Submitted By pixieface
Words: 1610
Pages: 7

....Adolescence....Can be seen as a problem that society has created
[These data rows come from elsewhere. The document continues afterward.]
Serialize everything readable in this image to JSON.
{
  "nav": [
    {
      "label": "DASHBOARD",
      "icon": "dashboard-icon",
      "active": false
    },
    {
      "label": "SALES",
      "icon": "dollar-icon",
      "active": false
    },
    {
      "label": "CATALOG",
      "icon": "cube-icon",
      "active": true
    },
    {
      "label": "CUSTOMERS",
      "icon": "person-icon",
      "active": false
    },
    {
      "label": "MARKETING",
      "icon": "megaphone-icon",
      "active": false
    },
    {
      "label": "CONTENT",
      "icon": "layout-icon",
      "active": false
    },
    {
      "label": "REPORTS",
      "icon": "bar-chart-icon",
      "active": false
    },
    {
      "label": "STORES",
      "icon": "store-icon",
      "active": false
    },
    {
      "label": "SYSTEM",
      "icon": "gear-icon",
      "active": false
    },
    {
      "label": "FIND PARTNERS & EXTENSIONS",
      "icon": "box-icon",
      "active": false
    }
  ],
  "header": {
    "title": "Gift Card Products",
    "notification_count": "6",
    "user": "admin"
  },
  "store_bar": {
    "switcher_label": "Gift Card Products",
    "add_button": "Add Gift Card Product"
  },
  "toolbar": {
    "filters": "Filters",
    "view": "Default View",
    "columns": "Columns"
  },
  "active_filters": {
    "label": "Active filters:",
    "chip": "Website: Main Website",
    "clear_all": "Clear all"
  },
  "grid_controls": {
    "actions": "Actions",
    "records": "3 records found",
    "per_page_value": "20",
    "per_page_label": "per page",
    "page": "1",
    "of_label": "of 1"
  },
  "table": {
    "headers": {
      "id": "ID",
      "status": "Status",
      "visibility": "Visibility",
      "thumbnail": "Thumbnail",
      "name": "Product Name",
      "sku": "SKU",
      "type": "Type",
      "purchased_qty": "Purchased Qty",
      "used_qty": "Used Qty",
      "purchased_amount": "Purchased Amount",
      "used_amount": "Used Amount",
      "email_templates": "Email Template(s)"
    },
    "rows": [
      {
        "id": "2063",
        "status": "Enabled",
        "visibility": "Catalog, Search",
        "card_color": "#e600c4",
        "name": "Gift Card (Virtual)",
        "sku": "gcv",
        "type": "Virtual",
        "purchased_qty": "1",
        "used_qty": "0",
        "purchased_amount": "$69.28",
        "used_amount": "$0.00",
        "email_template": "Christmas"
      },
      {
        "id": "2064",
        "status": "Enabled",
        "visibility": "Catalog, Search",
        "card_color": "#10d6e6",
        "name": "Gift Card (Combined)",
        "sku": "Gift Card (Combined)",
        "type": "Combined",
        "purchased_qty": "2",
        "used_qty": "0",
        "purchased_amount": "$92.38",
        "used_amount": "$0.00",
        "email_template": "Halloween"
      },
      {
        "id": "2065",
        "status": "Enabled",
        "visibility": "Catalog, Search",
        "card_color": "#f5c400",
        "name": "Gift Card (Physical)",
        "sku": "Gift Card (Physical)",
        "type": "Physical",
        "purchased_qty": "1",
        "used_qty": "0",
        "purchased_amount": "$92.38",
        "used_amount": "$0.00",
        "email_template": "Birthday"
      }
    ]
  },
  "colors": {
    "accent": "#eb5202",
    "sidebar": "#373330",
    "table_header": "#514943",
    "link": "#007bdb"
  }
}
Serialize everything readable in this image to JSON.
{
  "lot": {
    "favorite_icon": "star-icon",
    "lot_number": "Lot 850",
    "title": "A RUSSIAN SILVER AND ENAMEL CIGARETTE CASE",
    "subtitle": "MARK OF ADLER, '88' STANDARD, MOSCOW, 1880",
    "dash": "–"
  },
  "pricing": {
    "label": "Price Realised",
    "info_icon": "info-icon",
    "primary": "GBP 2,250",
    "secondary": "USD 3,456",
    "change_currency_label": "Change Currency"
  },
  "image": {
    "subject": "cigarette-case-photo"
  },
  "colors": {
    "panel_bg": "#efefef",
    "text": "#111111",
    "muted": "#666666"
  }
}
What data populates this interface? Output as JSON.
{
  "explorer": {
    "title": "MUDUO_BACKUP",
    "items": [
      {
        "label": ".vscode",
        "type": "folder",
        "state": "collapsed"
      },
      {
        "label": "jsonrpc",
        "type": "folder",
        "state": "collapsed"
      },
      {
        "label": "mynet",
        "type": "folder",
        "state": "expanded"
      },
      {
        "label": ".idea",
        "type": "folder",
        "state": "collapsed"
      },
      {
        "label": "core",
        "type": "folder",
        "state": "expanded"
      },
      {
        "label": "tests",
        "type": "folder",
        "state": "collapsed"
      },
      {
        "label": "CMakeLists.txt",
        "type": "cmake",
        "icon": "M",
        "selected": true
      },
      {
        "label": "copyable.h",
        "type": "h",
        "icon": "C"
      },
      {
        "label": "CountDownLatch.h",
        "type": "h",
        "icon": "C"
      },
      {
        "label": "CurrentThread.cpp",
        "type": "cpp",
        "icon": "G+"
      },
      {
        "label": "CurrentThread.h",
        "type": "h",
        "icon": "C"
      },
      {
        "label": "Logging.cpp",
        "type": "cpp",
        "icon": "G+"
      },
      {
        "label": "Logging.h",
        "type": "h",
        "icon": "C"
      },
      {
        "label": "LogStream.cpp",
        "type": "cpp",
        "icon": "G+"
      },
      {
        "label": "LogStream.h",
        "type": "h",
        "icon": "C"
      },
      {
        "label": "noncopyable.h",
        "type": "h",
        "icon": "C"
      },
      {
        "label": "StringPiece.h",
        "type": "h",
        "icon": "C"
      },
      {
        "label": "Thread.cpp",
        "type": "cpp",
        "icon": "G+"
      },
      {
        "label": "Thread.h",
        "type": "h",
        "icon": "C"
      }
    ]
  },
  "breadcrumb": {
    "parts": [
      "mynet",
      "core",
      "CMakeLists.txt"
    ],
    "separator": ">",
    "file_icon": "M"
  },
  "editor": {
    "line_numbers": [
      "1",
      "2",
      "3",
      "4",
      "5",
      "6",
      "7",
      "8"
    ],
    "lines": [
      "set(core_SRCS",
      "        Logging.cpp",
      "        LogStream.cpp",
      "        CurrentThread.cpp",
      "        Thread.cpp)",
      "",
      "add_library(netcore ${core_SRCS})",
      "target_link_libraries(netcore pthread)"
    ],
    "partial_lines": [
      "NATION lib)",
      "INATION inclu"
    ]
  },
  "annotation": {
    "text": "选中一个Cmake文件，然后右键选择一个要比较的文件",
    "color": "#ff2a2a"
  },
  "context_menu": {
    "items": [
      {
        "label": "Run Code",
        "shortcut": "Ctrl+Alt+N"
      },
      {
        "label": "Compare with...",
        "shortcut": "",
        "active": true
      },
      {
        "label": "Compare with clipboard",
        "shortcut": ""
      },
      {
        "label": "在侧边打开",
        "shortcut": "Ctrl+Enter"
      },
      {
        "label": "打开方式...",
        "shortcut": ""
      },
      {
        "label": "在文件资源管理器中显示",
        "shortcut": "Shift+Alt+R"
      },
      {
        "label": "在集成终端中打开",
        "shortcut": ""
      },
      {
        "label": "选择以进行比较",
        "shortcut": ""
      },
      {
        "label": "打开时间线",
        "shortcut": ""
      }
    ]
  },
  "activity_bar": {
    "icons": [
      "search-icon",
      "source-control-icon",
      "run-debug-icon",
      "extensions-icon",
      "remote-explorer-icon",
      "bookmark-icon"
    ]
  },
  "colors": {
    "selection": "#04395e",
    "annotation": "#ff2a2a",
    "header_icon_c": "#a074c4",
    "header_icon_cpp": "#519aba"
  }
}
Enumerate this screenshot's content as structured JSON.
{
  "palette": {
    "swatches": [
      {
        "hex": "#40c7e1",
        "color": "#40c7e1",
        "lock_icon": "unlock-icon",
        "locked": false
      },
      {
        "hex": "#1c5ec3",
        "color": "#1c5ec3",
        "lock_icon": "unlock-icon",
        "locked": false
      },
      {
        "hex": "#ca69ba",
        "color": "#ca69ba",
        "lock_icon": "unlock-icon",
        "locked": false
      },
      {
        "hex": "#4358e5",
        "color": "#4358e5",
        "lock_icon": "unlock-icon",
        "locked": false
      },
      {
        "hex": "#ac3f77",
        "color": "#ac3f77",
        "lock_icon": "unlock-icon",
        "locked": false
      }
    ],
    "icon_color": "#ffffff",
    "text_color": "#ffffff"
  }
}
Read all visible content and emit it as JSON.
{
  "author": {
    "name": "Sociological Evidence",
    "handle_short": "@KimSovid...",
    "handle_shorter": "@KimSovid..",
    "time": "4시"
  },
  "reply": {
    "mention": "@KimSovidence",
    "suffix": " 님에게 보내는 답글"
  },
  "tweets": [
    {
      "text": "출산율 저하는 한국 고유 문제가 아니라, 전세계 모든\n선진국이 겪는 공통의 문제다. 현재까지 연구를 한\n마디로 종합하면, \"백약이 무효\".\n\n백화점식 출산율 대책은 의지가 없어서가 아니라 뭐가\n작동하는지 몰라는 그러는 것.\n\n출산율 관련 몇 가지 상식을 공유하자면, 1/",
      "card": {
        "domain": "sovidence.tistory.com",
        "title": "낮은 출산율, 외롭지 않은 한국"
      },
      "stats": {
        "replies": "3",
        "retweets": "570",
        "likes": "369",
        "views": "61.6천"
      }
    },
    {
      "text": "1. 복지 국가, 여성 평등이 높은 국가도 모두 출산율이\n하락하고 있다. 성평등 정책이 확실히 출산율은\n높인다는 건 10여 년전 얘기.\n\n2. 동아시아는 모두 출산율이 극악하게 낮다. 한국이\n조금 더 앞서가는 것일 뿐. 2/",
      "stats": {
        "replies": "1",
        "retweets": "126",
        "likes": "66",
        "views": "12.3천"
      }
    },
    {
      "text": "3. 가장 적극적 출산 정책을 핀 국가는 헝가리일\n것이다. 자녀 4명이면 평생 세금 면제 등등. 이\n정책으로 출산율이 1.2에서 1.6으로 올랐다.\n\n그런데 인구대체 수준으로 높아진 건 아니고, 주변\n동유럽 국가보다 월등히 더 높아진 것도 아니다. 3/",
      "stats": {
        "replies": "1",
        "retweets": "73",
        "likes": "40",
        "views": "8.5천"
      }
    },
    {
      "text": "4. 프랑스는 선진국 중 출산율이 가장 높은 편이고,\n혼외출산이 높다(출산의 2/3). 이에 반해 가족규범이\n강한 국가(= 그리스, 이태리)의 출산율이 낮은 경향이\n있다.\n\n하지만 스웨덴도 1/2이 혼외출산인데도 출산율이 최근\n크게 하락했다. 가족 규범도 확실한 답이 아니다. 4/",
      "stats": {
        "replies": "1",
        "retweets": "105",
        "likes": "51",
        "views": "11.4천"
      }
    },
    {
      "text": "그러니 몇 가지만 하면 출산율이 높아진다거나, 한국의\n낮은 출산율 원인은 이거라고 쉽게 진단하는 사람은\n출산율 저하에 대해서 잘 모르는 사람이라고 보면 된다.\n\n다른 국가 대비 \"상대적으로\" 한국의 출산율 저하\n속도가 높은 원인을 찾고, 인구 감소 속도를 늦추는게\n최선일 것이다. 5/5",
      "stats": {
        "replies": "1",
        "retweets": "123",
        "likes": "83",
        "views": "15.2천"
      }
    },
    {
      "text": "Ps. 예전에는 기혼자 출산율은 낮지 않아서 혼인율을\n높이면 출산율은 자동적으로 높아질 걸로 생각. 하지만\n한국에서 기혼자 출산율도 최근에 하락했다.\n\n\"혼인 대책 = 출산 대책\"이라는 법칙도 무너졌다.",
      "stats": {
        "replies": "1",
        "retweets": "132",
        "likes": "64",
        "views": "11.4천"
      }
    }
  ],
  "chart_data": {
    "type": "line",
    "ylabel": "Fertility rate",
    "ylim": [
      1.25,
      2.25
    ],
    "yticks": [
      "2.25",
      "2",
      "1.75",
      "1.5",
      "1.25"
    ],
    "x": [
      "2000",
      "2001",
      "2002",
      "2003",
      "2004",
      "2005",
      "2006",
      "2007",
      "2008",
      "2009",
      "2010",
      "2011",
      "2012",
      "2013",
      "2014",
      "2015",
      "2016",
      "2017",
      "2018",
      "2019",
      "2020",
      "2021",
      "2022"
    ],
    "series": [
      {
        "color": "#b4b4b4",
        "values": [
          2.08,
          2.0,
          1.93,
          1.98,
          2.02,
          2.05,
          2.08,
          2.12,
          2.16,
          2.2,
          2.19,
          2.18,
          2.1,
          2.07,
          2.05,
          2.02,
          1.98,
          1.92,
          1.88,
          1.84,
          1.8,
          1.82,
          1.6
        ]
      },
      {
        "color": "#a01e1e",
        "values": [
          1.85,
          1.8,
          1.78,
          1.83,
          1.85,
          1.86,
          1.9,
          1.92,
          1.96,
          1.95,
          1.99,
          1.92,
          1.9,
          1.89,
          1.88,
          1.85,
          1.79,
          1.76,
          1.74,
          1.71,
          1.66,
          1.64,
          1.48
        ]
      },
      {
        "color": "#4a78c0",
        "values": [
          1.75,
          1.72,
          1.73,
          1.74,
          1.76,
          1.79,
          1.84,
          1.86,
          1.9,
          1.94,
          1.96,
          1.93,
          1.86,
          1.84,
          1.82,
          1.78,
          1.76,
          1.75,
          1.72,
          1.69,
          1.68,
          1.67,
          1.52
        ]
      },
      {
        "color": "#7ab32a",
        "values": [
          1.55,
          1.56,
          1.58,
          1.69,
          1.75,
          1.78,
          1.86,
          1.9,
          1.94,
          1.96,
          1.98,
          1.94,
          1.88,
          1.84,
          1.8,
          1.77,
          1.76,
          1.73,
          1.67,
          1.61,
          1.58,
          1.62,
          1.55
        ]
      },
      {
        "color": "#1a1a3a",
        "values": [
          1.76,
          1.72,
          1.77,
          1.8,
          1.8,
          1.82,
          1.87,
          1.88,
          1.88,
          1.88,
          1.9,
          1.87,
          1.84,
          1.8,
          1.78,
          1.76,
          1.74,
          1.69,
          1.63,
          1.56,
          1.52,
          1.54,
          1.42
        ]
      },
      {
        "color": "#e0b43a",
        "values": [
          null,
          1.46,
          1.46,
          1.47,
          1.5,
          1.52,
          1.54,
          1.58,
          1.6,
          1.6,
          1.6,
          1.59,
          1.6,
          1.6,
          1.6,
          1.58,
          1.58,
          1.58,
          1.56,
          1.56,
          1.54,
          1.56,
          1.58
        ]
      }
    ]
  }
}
Montgomery, 2007, p. 70 ‘’How does a comparative perspective help us to appreciate that the experience of adolescence is determined by social and cultural forces’’? During this TMA I will show how a comparative perspective is helpful in understanding that adolescence is not a rigid, universal form that applies to each young person and is often understood to be so in the Western world, but instead is related to social and cultural circumstances and how this differs depending on the culture we look at. We will look at various different examples of comparative studies and we will also look at the importance of Anthropological field work in helping us see that youth is dependent on society and circumstance and does not always have to be a problematic time. We will look specifically at the field work of Margaret Mead in Samoa and her findings. We will also see how the comparative perspective helps us deal with a huge diversity amongst young people and their rites of passage as they grow from adolescents into adults. We will see how different cultures produce differences in young people and how understanding this is achieved by using the comparative perspective. We will start with how we can use a comparative perspective to see that the experiences of young people are geographically different and that when we think of Western adolescents having problematic transitions, these times differ greatly to those in other cultures and places. The concept that youth is a time of struggle and stress is generally a Western understanding of youth. We can look further at this by looking at an example of Social Anthropology, which is a study of human behaviour and involves comparing different cultures by actually being within the culture being studied. The importance of field work has improved the once un-experienced comparisons of cultures from an outside perspective, usually just taken from books or outside observations and making judgements that way. Field work means living alongside the chosen culture, usually in a traditional and non-industrial setting outside of Europe, for a long period of time and living life as they do, often attempting to speak the language also. It is an important framework for appreciating the contrasts between cultures and allowing us to make insightful comparisons. It is an account taken from inside rather than outside. We can use these studies to see that society is the cause of young people’s sometimes problematic journey to adulthood rather than it being a fixed state for every young person and that society is to blame for the problems young people may encounter due to the bombardment of personal choices. If we look at the fieldwork of Margaret Mead in Samoa in the 1920’s, we can use her findings to establish that the stormy transition for western adolescents is not always seen in other cultures due to huge differences, there is a more marked transition and the multitude of choices offered to young people in Western culture is overloading them with too much and society offers them a mixed array of choices that can lead to confusion and stressful times. Although Mead’s work can be disputed by the fact that she went with the intention of disproving that stormy adolescence is universal and has been said that she may have overlooked many things due to this, it still shows important conclusions. She claimed that the Samoans rites of passage were more clearly marked and the problems of Western civilisation were due to sexual repression. The Samoans viewed sexual journeys with enjoyment and were not bombarded with complex choices and sexually repressed; she felt this was important in understanding and refuting the concept that times of stress for teenagers were due to biological changes and more to do with society and surroundings. Using her comparative perspective we can see that it is important to look at differences culturally and use